═════ EXTRACTED RECORDS

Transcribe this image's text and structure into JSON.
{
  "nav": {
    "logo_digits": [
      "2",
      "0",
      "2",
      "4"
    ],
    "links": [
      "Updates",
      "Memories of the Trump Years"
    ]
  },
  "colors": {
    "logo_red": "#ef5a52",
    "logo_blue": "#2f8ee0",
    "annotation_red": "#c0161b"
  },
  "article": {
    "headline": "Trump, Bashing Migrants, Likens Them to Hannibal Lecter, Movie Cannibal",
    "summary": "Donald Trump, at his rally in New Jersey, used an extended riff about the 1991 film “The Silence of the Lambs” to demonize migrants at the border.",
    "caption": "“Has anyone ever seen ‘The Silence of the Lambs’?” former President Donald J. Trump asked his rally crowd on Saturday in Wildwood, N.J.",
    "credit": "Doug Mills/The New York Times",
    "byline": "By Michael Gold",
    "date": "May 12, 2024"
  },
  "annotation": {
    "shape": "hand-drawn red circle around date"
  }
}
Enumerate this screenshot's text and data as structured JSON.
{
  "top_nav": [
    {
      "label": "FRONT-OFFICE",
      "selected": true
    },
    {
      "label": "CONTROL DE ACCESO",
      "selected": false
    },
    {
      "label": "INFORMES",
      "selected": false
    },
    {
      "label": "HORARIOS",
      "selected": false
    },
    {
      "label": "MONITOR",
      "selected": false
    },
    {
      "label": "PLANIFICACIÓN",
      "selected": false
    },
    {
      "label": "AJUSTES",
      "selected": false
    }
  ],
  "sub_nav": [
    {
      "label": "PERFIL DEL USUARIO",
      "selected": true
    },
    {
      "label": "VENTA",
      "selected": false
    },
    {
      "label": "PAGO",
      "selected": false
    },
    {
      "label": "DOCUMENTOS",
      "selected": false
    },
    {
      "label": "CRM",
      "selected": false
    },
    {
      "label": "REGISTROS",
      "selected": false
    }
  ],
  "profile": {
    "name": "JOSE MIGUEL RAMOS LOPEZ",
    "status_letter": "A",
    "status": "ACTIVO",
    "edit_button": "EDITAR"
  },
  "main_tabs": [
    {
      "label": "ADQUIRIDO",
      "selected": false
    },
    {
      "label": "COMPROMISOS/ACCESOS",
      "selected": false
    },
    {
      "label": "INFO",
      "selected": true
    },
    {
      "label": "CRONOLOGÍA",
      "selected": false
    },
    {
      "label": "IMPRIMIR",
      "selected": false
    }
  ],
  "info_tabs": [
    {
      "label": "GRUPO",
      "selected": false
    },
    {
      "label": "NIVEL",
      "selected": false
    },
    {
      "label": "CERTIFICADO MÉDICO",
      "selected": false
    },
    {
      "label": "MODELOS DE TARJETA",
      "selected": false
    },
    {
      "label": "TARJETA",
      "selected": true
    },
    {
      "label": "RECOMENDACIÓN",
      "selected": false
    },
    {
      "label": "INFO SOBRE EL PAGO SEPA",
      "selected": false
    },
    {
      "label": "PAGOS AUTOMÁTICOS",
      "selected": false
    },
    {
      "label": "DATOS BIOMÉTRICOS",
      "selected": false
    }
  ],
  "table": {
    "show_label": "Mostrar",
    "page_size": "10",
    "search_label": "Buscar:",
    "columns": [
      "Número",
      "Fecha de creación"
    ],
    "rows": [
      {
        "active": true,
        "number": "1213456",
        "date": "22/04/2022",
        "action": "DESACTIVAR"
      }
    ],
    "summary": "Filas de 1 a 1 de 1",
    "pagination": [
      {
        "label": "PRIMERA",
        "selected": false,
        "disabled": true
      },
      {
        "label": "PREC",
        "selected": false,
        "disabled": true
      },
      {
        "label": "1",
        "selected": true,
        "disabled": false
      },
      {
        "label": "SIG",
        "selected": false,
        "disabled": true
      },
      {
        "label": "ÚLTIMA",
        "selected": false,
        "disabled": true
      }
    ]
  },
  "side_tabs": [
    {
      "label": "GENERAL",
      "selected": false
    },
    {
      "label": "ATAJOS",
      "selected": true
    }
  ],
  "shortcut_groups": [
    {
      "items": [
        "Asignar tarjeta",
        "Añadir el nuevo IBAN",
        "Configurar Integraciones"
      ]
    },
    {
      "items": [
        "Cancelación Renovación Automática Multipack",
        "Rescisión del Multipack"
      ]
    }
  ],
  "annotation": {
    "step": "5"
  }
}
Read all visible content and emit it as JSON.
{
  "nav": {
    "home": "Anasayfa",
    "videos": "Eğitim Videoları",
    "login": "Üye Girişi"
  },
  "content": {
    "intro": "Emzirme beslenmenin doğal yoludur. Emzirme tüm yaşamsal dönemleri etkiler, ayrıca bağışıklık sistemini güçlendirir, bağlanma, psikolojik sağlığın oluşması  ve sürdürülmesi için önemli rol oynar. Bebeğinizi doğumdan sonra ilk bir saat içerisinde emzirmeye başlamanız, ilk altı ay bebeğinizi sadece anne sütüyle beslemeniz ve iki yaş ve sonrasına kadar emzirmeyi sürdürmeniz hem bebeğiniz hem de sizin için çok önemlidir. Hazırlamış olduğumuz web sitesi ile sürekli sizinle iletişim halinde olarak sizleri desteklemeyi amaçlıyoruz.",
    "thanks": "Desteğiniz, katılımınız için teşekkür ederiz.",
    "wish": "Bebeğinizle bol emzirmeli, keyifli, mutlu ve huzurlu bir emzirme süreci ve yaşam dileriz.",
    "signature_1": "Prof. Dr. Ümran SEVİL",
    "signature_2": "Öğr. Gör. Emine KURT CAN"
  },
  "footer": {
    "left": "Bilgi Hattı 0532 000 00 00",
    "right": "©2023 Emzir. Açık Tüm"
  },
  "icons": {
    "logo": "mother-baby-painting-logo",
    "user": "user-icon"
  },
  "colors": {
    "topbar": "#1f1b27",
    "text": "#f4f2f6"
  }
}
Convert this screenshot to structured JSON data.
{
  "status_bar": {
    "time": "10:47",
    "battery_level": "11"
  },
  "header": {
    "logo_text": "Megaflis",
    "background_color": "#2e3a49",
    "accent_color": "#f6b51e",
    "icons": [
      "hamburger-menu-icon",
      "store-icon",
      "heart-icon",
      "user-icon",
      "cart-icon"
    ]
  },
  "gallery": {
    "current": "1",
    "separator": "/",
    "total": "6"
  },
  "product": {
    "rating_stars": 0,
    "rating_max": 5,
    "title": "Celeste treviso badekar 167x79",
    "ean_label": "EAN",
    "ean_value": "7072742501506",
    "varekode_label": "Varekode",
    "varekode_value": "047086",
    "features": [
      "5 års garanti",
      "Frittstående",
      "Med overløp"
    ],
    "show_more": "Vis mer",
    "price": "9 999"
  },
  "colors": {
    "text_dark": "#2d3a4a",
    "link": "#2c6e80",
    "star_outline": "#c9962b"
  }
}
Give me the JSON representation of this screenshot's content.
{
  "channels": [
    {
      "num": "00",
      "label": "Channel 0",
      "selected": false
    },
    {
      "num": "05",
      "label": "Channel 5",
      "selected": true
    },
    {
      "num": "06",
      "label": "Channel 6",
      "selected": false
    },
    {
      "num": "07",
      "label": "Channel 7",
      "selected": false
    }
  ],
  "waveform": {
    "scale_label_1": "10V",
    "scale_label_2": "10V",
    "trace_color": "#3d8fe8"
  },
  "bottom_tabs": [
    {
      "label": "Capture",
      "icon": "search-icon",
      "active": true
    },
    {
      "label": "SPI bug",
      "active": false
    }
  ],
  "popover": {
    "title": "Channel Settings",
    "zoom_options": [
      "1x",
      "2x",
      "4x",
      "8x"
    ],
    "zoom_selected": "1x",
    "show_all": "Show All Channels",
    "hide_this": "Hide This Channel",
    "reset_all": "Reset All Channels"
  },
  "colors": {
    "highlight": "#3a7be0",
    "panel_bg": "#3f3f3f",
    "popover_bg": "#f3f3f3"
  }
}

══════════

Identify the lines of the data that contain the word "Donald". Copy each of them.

> PROBLEM SOLUTION:
    "summary": "Donald Trump, at his rally in New Jersey, used an extended riff about the 1991 film “The Silence of the Lambs” to demonize migrants at the border.",
    "caption": "“Has anyone ever seen ‘The Silence of the Lambs’?” former President Donald J. Trump asked his rally crowd on Saturday in Wildwood, N.J.",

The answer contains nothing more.